The other day an excerpt was released from Terry Francona’s upcoming book in which Theo Epstein was quoted as being highly critical of Tom Werner and John Henry’s ownership of the Red Sox. Specifically, that they cared more about image than winning and made some foolish-sounding comments about adding “sizzle” and that the Sox “start winning in more exciting fashion.”
Gordon Edes of ESPN Boston spoke to Epstein, however, and Epstein takes issue with the way his comments about all of that are presented in Francona’s book. He says that his criticism was of marketing consultants, not the team owners, and denies that any moves he made were with an eye toward upping the “sizzle factor” in Boston. He also says that (a) Werner’s comment about winning “in more exciting fashion” was made as a joke; and (b) Francona’s claim that the team owners don’t love baseball is simply wrong.
As if the final days of the Epstein-Francona dynasty in Boston weren’t exciting enough, now we have a “Rashomon” aspect to all of it.
We’ve talked a lot about Curt Schilling’s Hall of Fame candidacy over the years.

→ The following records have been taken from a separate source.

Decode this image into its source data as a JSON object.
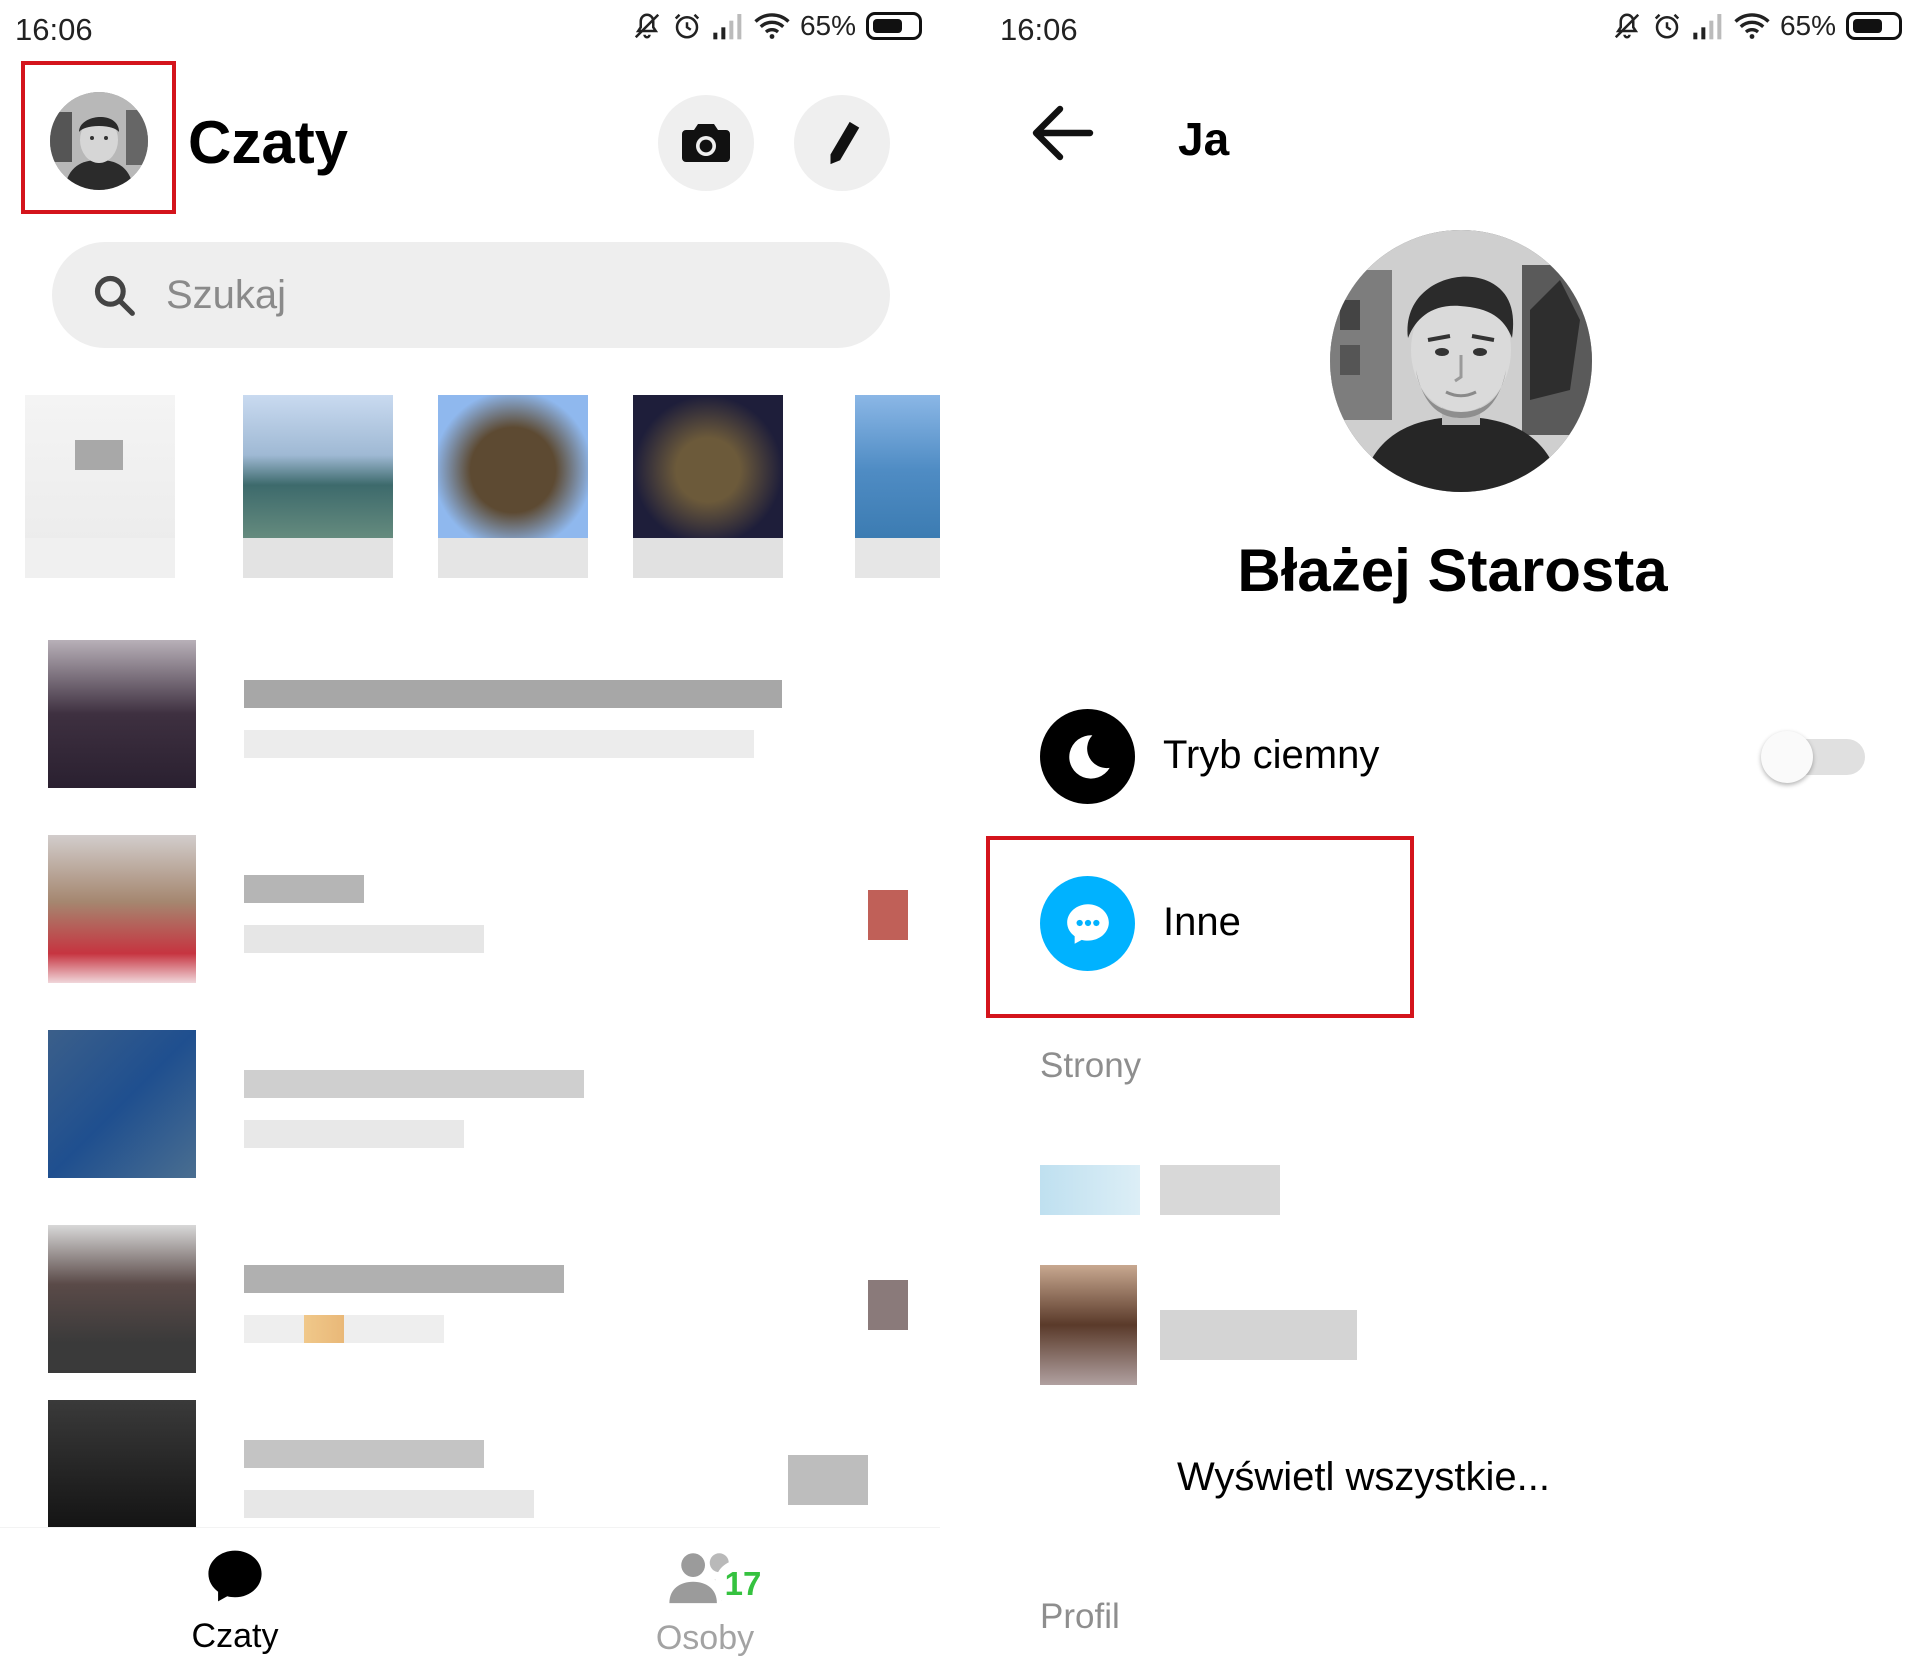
{
  "status_bar": {
    "time": "16:06",
    "battery": "65%",
    "battery_level": 0.65
  },
  "chats_screen": {
    "title": "Czaty",
    "search": {
      "placeholder": "Szukaj"
    },
    "bottom_nav": {
      "chats_label": "Czaty",
      "people_label": "Osoby",
      "people_badge": "17"
    }
  },
  "profile_screen": {
    "header_title": "Ja",
    "profile_name": "Błażej Starosta",
    "dark_mode": {
      "label": "Tryb ciemny",
      "enabled": false
    },
    "other": {
      "label": "Inne"
    },
    "pages_section": {
      "title": "Strony",
      "view_all": "Wyświetl wszystkie..."
    },
    "profile_section": {
      "title": "Profil"
    }
  },
  "colors": {
    "highlight": "#d4141c",
    "messenger_blue": "#00b2ff",
    "badge_green": "#35c23f",
    "dark_icon": "#000000"
  }
}
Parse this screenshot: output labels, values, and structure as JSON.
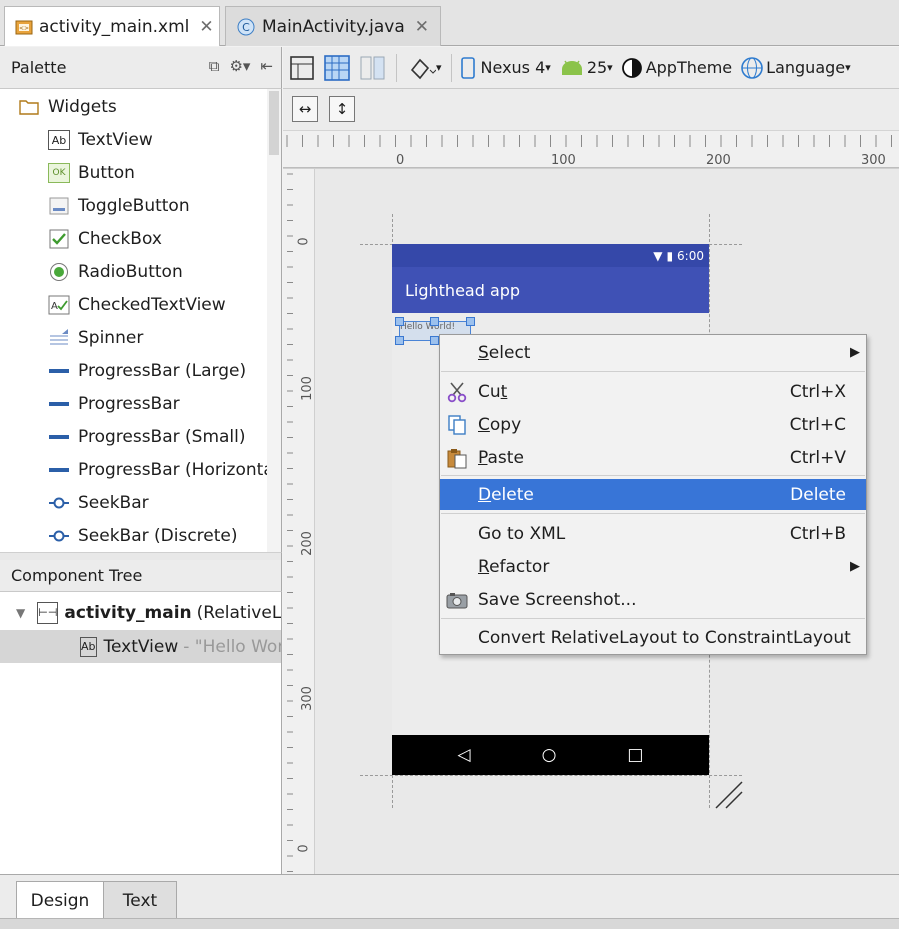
{
  "editor_tabs": [
    {
      "label": "activity_main.xml",
      "icon": "xml-file-icon",
      "active": true
    },
    {
      "label": "MainActivity.java",
      "icon": "java-class-icon",
      "active": false
    }
  ],
  "palette": {
    "title": "Palette",
    "category": "Widgets",
    "items": [
      "TextView",
      "Button",
      "ToggleButton",
      "CheckBox",
      "RadioButton",
      "CheckedTextView",
      "Spinner",
      "ProgressBar (Large)",
      "ProgressBar",
      "ProgressBar (Small)",
      "ProgressBar (Horizontal)",
      "SeekBar",
      "SeekBar (Discrete)"
    ]
  },
  "component_tree": {
    "title": "Component Tree",
    "root": {
      "name": "activity_main",
      "type": "(RelativeLayout)"
    },
    "child": {
      "name": "TextView",
      "value": "- \"Hello World!\""
    }
  },
  "toolbar": {
    "device": "Nexus 4",
    "api": "25",
    "theme": "AppTheme",
    "language": "Language"
  },
  "rulers": {
    "horizontal": [
      "0",
      "100",
      "200",
      "300"
    ],
    "vertical": [
      "0",
      "100",
      "200",
      "300",
      "0"
    ]
  },
  "device_preview": {
    "status_time": "6:00",
    "app_title": "Lighthead app",
    "textview_text": "Hello World!"
  },
  "context_menu": {
    "items": [
      {
        "label": "Select",
        "submenu": true
      },
      {
        "label": "Cut",
        "shortcut": "Ctrl+X",
        "icon": "scissors-icon"
      },
      {
        "label": "Copy",
        "shortcut": "Ctrl+C",
        "icon": "copy-icon"
      },
      {
        "label": "Paste",
        "shortcut": "Ctrl+V",
        "icon": "paste-icon"
      },
      {
        "label": "Delete",
        "shortcut": "Delete",
        "highlighted": true
      },
      {
        "label": "Go to XML",
        "shortcut": "Ctrl+B"
      },
      {
        "label": "Refactor",
        "submenu": true
      },
      {
        "label": "Save Screenshot...",
        "icon": "camera-icon"
      },
      {
        "label": "Convert RelativeLayout to ConstraintLayout"
      }
    ]
  },
  "bottom_tabs": [
    {
      "label": "Design",
      "active": true
    },
    {
      "label": "Text",
      "active": false
    }
  ],
  "colors": {
    "accent": "#3875d7",
    "app_bar": "#3f51b5",
    "status_bar": "#3548a9"
  }
}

Bill has argued that, if voters are going to use the character clause to keep certain players out, they should keep Curt Schilling out. I’ve differed on that, not because I think Schilling is a good person — he’s loathsome, actually — but because I find the character clause to be illegitimate and would never, if I had a vote, use it to impact my vote. So, yes, I’d put Schilling on my ballot if I had one.
I’m not alone in this, of course. At the moment Schilling has support on about 72% of ballots which have been made public. My guess is that he’ll fall a tad short when results are announced tomorrow — non-public ballots tend to include fewer players on them — but we’ll see.
I am not the only non-BBWAA member who would vote for Schilling. He’s got some top level support too. From the President of the United States:
Ballots had to be submitted by December 31, so it’s not like this is gonna have any impact on the vote totals. If it came earlier, though, one wonders if it would. And one wonders if that’d help Schilling or hurt him.